|Bacteriophage SEM image and diagram. (from source above)|
Bacteriophage viruses are quite different from hantavirus, which has a much simpler, almost spherical structure. I'm showing these diagrams and micrographs of a bacteriophage to give an idea of the elegance, of the natural nano-technology at play in a virus' ability to infection and manipulate cells.
Fortunately, those cells are not just waiting to be attacked, the target of infection, the would-be host, will mount an immune response every bit as sophisticated as the viral assault.
When hantavirus invades a human, it is in an environment that it is only partly prepared for. This is probably the reason that it appears to take a significant number of hantavirus virions for infection to occur. It is also likely the reason that the disease causes so much damage to the human organism. Both factors will be discussed more fully in an upcoming post.

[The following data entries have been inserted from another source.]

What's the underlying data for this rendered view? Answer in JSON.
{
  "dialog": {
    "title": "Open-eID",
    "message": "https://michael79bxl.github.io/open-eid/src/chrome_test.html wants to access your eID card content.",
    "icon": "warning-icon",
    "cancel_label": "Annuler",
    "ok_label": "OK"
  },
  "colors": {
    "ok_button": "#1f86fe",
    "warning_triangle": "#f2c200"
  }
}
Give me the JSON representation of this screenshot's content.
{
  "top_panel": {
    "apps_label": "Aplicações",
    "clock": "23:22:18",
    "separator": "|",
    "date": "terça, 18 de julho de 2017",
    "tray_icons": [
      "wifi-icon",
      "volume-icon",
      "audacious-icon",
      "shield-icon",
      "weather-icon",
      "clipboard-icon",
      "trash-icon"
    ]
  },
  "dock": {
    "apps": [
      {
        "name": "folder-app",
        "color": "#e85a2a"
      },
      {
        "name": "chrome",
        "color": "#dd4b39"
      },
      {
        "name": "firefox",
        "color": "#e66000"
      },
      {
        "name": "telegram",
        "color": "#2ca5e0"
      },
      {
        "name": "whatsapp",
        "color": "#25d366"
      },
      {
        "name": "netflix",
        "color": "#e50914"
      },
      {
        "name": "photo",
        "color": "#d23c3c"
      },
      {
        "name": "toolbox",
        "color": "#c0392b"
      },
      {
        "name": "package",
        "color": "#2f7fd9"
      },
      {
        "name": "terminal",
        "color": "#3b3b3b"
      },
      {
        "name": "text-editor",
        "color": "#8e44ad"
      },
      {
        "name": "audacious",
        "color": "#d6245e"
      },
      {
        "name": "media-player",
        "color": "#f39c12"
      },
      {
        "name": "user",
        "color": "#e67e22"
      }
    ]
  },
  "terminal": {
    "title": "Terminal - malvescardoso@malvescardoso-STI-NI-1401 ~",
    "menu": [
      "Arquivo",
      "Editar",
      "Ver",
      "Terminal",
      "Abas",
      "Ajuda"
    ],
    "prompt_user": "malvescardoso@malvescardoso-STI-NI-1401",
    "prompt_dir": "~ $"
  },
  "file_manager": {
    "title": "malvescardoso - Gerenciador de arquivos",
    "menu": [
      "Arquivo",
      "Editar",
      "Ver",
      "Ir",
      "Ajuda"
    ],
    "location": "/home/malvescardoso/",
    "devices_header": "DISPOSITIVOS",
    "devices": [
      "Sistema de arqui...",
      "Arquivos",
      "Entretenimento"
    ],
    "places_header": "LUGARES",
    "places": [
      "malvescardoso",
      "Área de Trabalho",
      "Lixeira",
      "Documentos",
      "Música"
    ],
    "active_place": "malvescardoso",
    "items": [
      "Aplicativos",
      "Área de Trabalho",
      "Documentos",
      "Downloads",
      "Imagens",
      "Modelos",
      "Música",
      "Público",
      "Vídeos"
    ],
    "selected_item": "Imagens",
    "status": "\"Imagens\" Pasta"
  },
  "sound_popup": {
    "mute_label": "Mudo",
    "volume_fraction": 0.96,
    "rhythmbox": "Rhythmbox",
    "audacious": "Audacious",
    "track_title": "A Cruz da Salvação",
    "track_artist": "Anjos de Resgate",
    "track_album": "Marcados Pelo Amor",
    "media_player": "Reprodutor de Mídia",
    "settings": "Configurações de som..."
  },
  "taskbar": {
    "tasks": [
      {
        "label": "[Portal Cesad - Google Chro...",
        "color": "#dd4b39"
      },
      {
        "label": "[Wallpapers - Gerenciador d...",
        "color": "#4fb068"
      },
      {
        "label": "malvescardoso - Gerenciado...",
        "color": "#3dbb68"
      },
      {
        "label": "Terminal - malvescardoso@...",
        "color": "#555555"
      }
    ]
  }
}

Now, of course, we are living in an ever-smaller world, and all of those species are involved in a planet-wide mixing pot of pathogens and people. We will examine some of the challenges that mixing and evolving process is bringing in the field of "emerging pathogens," the sometimes new, sometimes ancient pathogenic species that are continually changing threats to us all.